Europe’s largest economy is trying to cope with soaring gas and electricity costs, largely due to a collapse in Russian gas supplies to Europe, which Moscow blamed on the West’s invasion of Ukraine in February sanctions.
“Prices have to come down, so the government will do what it can. We’re building a huge defensive barrier for that,” Scholz said.
According to the plan, until spring 2024, the government will introduce an emergency price brake on natural gas, the details will be announced next month. It is scrapping a planned gas tax aimed at helping companies struggling with high spot market prices.
The temporary tariff brake will subsidize the basic consumption of consumers and small and medium-sized companies. Gas sales tax will be reduced from 35% to 7%.
In order to reduce its dependence on Russian energy, Germany is also working to reduce its dependence on Russian energy.

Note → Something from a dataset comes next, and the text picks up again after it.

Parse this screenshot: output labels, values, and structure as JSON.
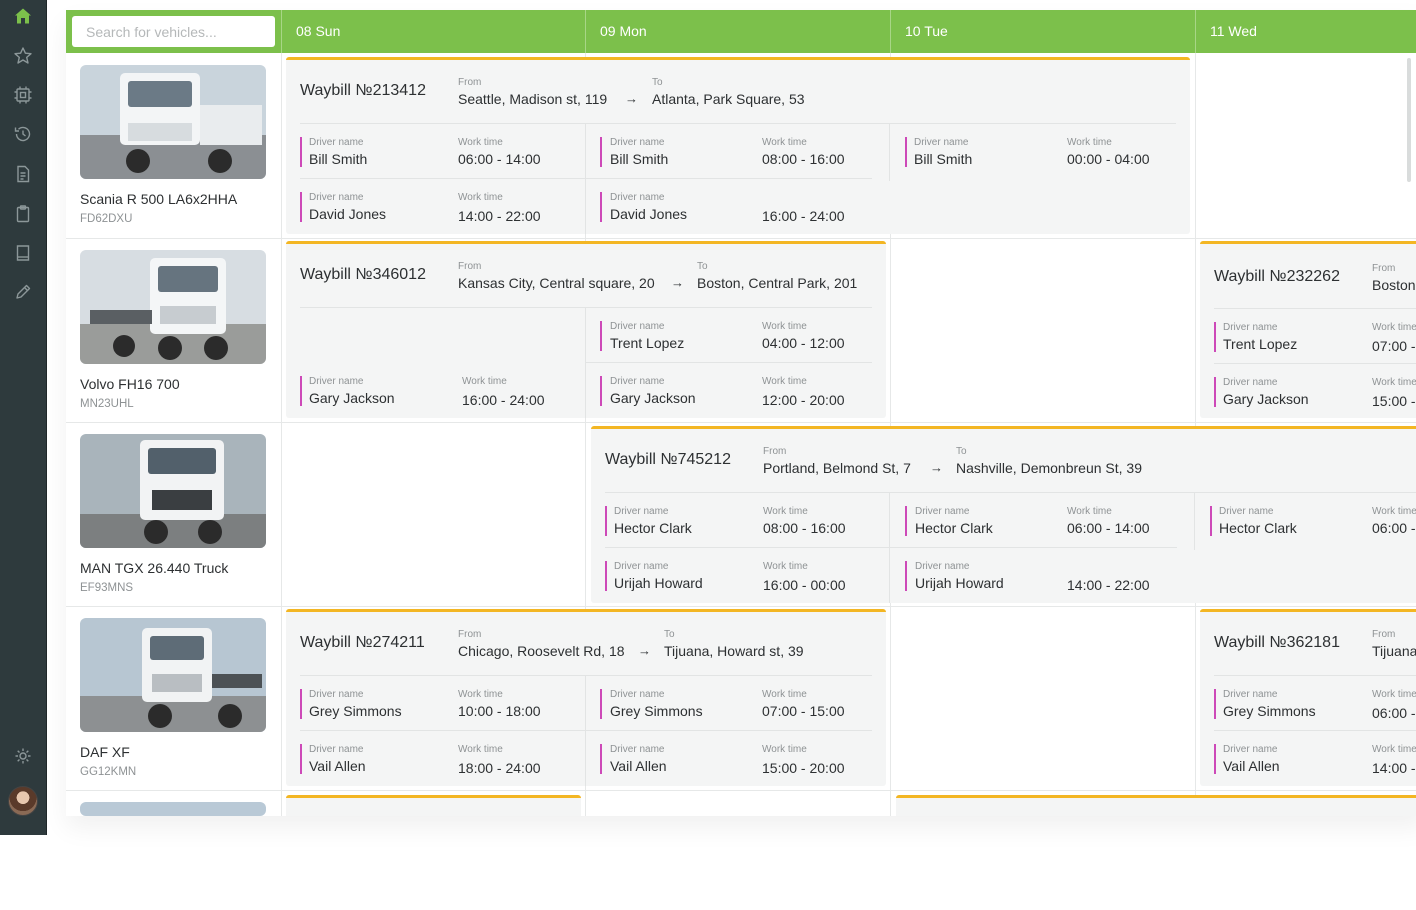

Promote the development of renewable energy and develop liquefied gas terminals.
To help households and companies weather any winter supply disruptions, especially in southern Germany, two nuclear power plants that were due to close by the end of the year will be able to continue operating until spring 2023.
Industry groups welcomed the proposal.
“This is an important mitigation measure,” said Wolfgang Grosse Entrup, head of the VCI Chemicals Association. “Now we need to get to the details quickly, as more and more companies have to lean against the wall.”
This year the package will pass a new Borrowing to finance, as Berlin takes advantage of the moratorium on the new constitutionally mandated debt limit of 0. 35 Percentage of GDP.
Finance Minister Christian Lindner said he hoped to comply with the restrictions again next year.
Lindner of the pro-business Liberal Democrats (FDP), which shares power with Scholz’s Social Democrats and the Greens, said on Thursday the country’s public finances were stable.
“All we can say is: We find ourselves in an energy war,” Lindner said. “We want to clearly separate crisis spending from our regular budget management, and we want to send a very clear signal to the capital market.”
He also said that these measures will play a role in curbing inflation, It reached its highest level in 25 years in September.
Markus Soeder, the premier of the opposition conservative southern state of Bavaria, said the measures sent the right signal.
“It gives industry and citizens confidence that we can get through the winter,” he said.